I do. I take umbrage at James Taylor's vapid lyric "The secret of life is enjoying the passage of time." It seems important to disagree with it. There are many secrets to life, no doubt--both wisebons mots and jovial slogans (that ever-ready cliche among them: "Don't-sweat-the-small-stuff-It's-all-small-stuff." I think not). But enjoying the passage of time seems wrong-headed to me. My high school boyfriend, that Carlos-Castenada-reading, mushroom-eating, percussionist jazzbo, used to tell me to 'be in the moment.' He was angling for sex, of course. Even then, though, I knew that in the larger scheme of things he was right. You've got to be in the moment because the moment--well, it passes. It passes really fast. This is why when I was nineteen and discovered the famous Dylan Thomas poem, "Fern Hill," I got really depressed. "Fern Hill" is a florid recollection of Thomas' early years spent at a farm in Wales. It is here that he experiences the sense of being green and carefree, famous among the barns/About the happy yard and singing as the farm was home.... But by the third stanza he's singing another tune. Or better yet to say he's read the writing on the wall and it's all about mortality. His own and by extension, everybody's. At night, Time, (personified with even less charm than Max von Sydow as Death in "The Seventh Seal") is bearing the farm--and youth and life--away, never a nanno-second to be returned to him or to be re-lived again. By the poem's end we get the sad lament: Oh as I was young and easy in the mercy of his means, Time held me green and dying Though I sang in my chains like the sea. This made me seriously sad when I was nineteen. I think it still does. Mostly I try not to think of "Fern Hill." Nor of Dylan Thomas' own early and drunken demise. But there are moments, as there was one today, walking back from teaching a class, that the haunting lines came back to me: And nothing I cared, at my sky blue trades,that Time allows In all his tuneful turning so few and such morning songs Before the children green and golden Follow him out of grace. Summer's ending, I reminded myself. Fall term has begun. The miserable epiphany of "Fern Hill" has me in its cross hairs once again. And I haven't worn my bathing suit all summer. I have not eaten enough sweet corn. I have not spent enough time with those I love. And there is only one antidote. The story is told of the Buddha after his enlightenment. He is returning to the city and encounters a man who is astonished by his radiance.

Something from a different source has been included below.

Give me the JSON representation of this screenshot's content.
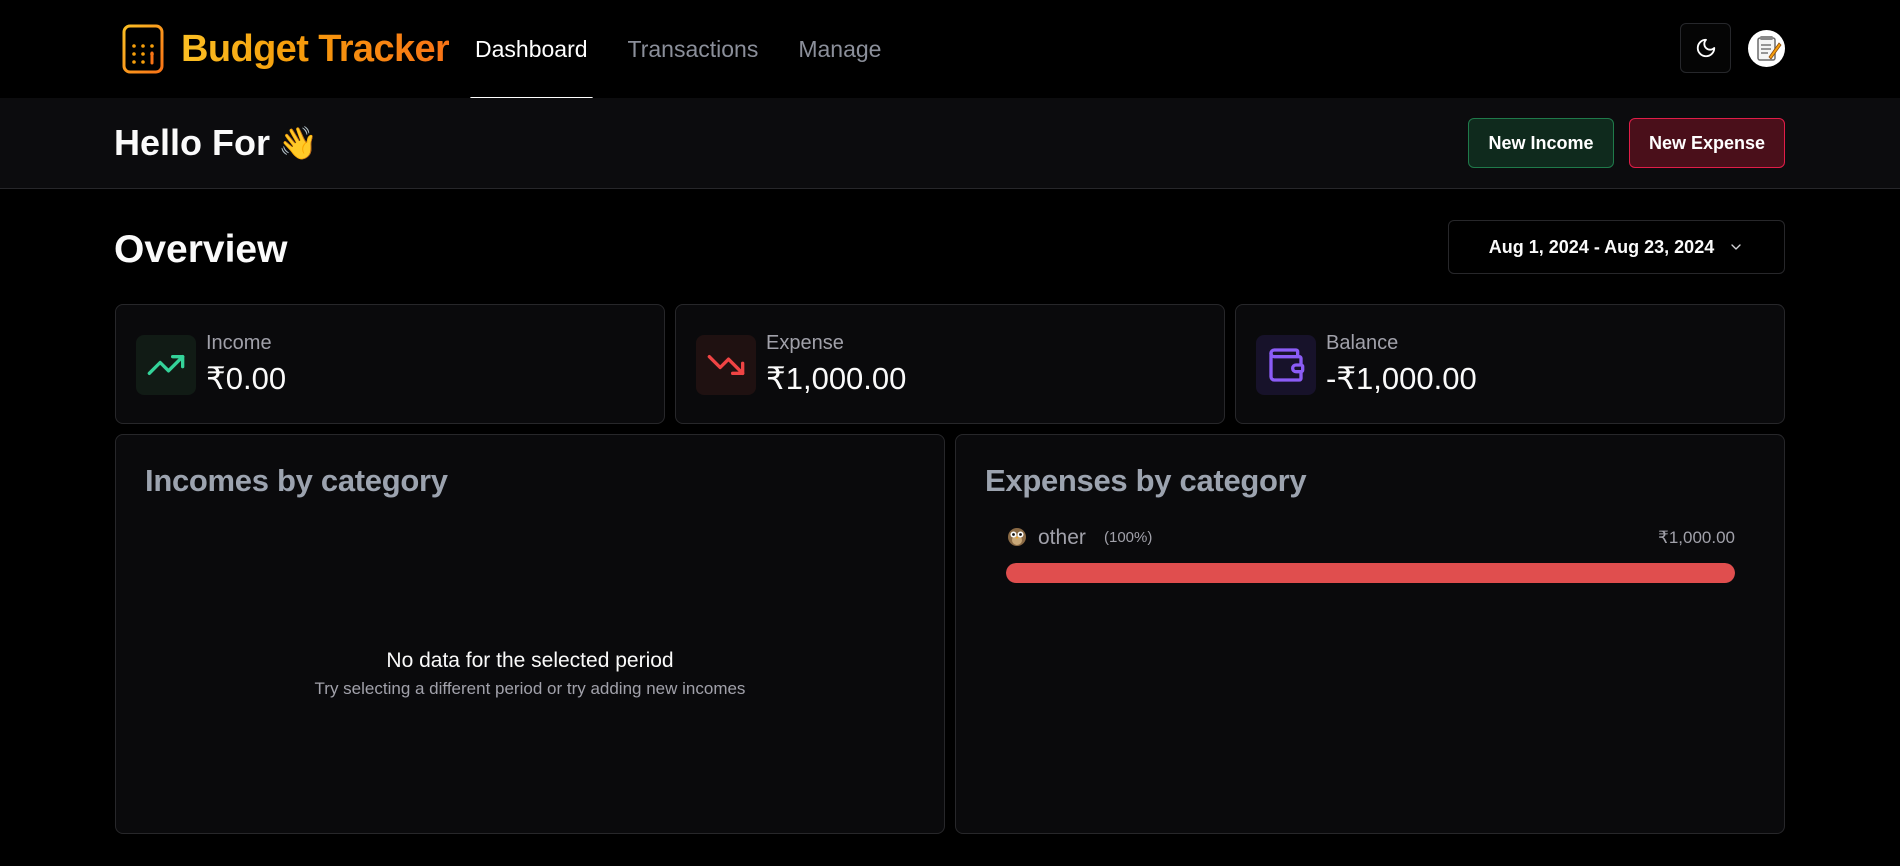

The man stopped and asked, “My friend, what are you? Are you a celestial being or a god?” "No," said the Buddha "Well, then, are you some kind of magician or wizard?" Again the Buddha answered, "No." "Are you a man?" "No." "Well, friend, what then are you?" The Buddha replied, “I am awake.”